/* Some dump bytes commands align the first data with the preceding
16 byte boundary. Some print blanks and start at the exactly the
requested boundary. */
#define MO_EXACT_DUMPADDR 0x400000
/* Rather entering and exiting the write memory dialog for each word byte,
we can save time by transferring the whole block without exiting
the memory editing mode. You only need to worry about this
if you are doing memory downloading.
This engages a new write function registered with dcache. */
#define MO_HAS_BLOCKWRITES 0x800000
#define SREC_SIZE 160
extern void monitor_open (char *args, struct monitor_ops *ops, int from_tty);
extern void monitor_close (int quitting);
extern char *monitor_supply_register (struct regcache *regcache,
int regno, char *valstr);
extern int monitor_expect (char *prompt, char *buf, int buflen);
extern int monitor_expect_prompt (char *buf, int buflen);
/* Note: The variable argument functions monitor_printf and
monitor_printf_noecho vararg do not take take standard format style
arguments.
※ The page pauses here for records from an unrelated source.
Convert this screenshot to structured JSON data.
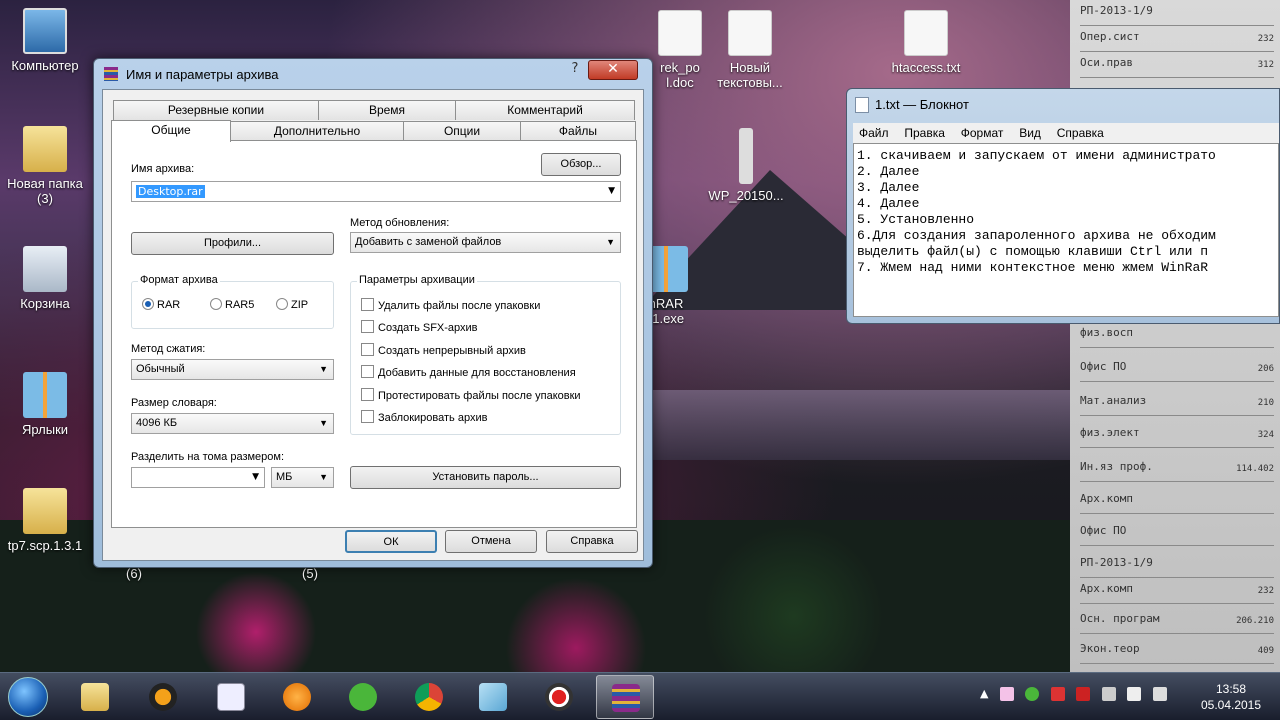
{
  "desktop": {
    "icons": [
      {
        "label": "Компьютер",
        "sub": ""
      },
      {
        "label": "Новая папка",
        "sub": "(3)"
      },
      {
        "label": "Корзина",
        "sub": ""
      },
      {
        "label": "Ярлыки",
        "sub": ""
      },
      {
        "label": "tp7.scp.1.3.1",
        "sub": "(6)"
      },
      {
        "label": "rek_po",
        "sub": "l.doc"
      },
      {
        "label": "Новый",
        "sub": "текстовы..."
      },
      {
        "label": "htaccess.txt",
        "sub": ""
      },
      {
        "label": "WP_20150...",
        "sub": ""
      },
      {
        "label": "nRAR",
        "sub": "r1.exe"
      },
      {
        "label": "(5)",
        "sub": ""
      }
    ]
  },
  "paper": {
    "lines": [
      {
        "name": "РП-2013-1/9",
        "num": ""
      },
      {
        "name": "Опер.сист",
        "num": "232"
      },
      {
        "name": "Оси.прав",
        "num": "312"
      },
      {
        "name": "физ.восп",
        "num": ""
      },
      {
        "name": "Офис ПО",
        "num": "206"
      },
      {
        "name": "Мат.анализ",
        "num": "210"
      },
      {
        "name": "физ.элект",
        "num": "324"
      },
      {
        "name": "Ин.яз проф.",
        "num": "114.402"
      },
      {
        "name": "Арх.комп",
        "num": ""
      },
      {
        "name": "Офис ПО",
        "num": ""
      },
      {
        "name": "РП-2013-1/9",
        "num": ""
      },
      {
        "name": "Арх.комп",
        "num": "232"
      },
      {
        "name": "Осн. програм",
        "num": "206.210"
      },
      {
        "name": "Экон.теор",
        "num": "409"
      }
    ]
  },
  "dialog": {
    "title": "Имя и параметры архива",
    "help": "?",
    "close": "✕",
    "tabs_row1": [
      "Резервные копии",
      "Время",
      "Комментарий"
    ],
    "tabs_row2": [
      "Общие",
      "Дополнительно",
      "Опции",
      "Файлы"
    ],
    "archive_name_label": "Имя архива:",
    "browse_button": "Обзор...",
    "archive_name_value": "Desktop.rar",
    "profiles_button": "Профили...",
    "update_method_label": "Метод обновления:",
    "update_method_value": "Добавить с заменой файлов",
    "format_label": "Формат архива",
    "format_options": [
      "RAR",
      "RAR5",
      "ZIP"
    ],
    "archive_params_label": "Параметры архивации",
    "archive_params": [
      "Удалить файлы после упаковки",
      "Создать SFX-архив",
      "Создать непрерывный архив",
      "Добавить данные для восстановления",
      "Протестировать файлы после упаковки",
      "Заблокировать архив"
    ],
    "compression_label": "Метод сжатия:",
    "compression_value": "Обычный",
    "dictionary_label": "Размер словаря:",
    "dictionary_value": "4096 КБ",
    "split_label": "Разделить на тома размером:",
    "split_unit": "МБ",
    "password_button": "Установить пароль...",
    "ok": "ОК",
    "cancel": "Отмена",
    "help_button": "Справка"
  },
  "notepad": {
    "title": "1.txt — Блокнот",
    "menu": [
      "Файл",
      "Правка",
      "Формат",
      "Вид",
      "Справка"
    ],
    "lines": [
      "1. скачиваем и запускаем от имени администрато",
      "2. Далее",
      "3. Далее",
      "4. Далее",
      "5. Установленно",
      "6.Для создания запароленного архива не обходим",
      "выделить файл(ы) с помощью клавиши Ctrl или п",
      "7. Жмем над ними контекстное меню жмем WinRaR"
    ]
  },
  "taskbar": {
    "time": "13:58",
    "date": "05.04.2015"
  },
  "colors": {
    "accent": "#3399ff",
    "close": "#c13b26"
  }
}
Instead they take custom formats interpretered directly
by monitor_vsprintf. */
extern void monitor_printf (char *, ...);
extern void monitor_printf_noecho (char *, ...);
extern void monitor_write (char *buf, int buflen);
extern int monitor_readchar (void);
extern char *monitor_get_dev_name (void);
extern void init_monitor_ops (struct target_ops *);
extern int monitor_dump_reg_block (struct regcache *regcache, char *dump_cmd);